England: Building social housing would have saved £1.8 billion in rent over two decades
Renters in England and Wales would have saved £1.8 billion in rent over the past two decades if the UK Government had invested in social housing, according to new research.
The Local Government Association (LGA) commissioned Cambridge Economics to assess the implications if 100,000 government-funded social rent homes had been built each year over the past two decades.
It found that all housing benefit claimants living in the private rented sector would have been enabled to move to social rent homes by 2016, benefiting to the tune of £1.8 billion in extra disposable income over the period.
The government would have had to borrow an additional £152 billion in 2017 prices to build the homes, but with every £1 spent on building homes generating £2.84 in return, the cost would have been offset by additional tax revenues generated by the construction industry as well as welfare savings from moving housing benefit claimants to lower cost social rent homes.
The rising proportion of housing benefit caseloads in the private rented sector has cost an extra £7 billion in real terms over the last decade.
Cllr Martin Tett, LGA housing spokesperson, said: “Every penny spent on building new social housing is an investment that has the potential to bring significant economic and social returns.

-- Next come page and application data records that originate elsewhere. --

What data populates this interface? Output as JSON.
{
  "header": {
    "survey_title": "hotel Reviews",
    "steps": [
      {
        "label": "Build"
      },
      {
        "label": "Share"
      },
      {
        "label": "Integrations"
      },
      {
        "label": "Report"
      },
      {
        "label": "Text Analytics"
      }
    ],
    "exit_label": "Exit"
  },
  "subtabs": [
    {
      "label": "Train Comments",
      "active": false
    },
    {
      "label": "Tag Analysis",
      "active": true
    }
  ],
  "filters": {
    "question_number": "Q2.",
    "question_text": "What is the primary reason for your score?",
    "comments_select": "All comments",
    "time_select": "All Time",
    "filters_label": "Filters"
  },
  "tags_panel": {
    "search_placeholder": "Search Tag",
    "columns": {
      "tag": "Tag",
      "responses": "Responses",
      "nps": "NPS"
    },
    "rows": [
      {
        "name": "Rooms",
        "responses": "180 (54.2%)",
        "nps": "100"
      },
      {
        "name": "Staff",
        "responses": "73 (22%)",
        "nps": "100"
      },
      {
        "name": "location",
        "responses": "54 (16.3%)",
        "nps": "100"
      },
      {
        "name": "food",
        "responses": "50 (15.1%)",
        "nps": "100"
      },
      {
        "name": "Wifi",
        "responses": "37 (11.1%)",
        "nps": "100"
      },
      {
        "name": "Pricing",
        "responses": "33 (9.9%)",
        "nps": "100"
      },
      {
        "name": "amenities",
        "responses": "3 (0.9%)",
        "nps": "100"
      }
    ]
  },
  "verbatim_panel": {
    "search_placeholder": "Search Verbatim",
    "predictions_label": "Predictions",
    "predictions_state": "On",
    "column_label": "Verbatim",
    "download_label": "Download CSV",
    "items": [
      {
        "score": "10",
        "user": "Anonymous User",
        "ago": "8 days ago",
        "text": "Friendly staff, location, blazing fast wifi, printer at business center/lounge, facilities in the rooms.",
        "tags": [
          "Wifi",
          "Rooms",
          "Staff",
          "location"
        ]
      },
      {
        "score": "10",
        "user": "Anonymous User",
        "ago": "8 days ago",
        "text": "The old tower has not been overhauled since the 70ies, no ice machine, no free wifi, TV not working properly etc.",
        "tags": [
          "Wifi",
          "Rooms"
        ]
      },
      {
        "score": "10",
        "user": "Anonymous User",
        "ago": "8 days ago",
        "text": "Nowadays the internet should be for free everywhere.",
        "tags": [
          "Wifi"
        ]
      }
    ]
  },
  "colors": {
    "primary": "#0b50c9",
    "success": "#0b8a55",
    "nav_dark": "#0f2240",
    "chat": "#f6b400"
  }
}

“Now is the time to reverse the decline in council housing over the past few decades. This is the only way to help families struggling to meet housing costs, provide homes to rent and reduce homelessness while also providing economic growth and lowering the housing benefit bill.
“The last time this country built homes at the scale that we need now was in the 1970s when councils built more than 40 per cent of them. With millions of people on social housing waiting lists, councils want to get on with the job of building the new homes that people in their areas desperately need.
“By scrapping the housing borrowing cap, the Government showed it had heard our argument that councils must be part of the solution to our chronic housing shortage. Allowing councils to keep 100 per cent of their Right to Buy receipts is the next step to deliver the renaissance in council housebuilding we need as a nation.”
Polly Neate, chief executive at Shelter, added: “As well as cutting the benefit bill and driving down homelessness, a stable supply of social housing would be a national asset. It would give a step up to families struggling in expensive and unstable rented accommodation, enabling them to put down roots and plan for the future. Children could stay in the same school, support networks and communities could flourish and society as a whole would be better off.”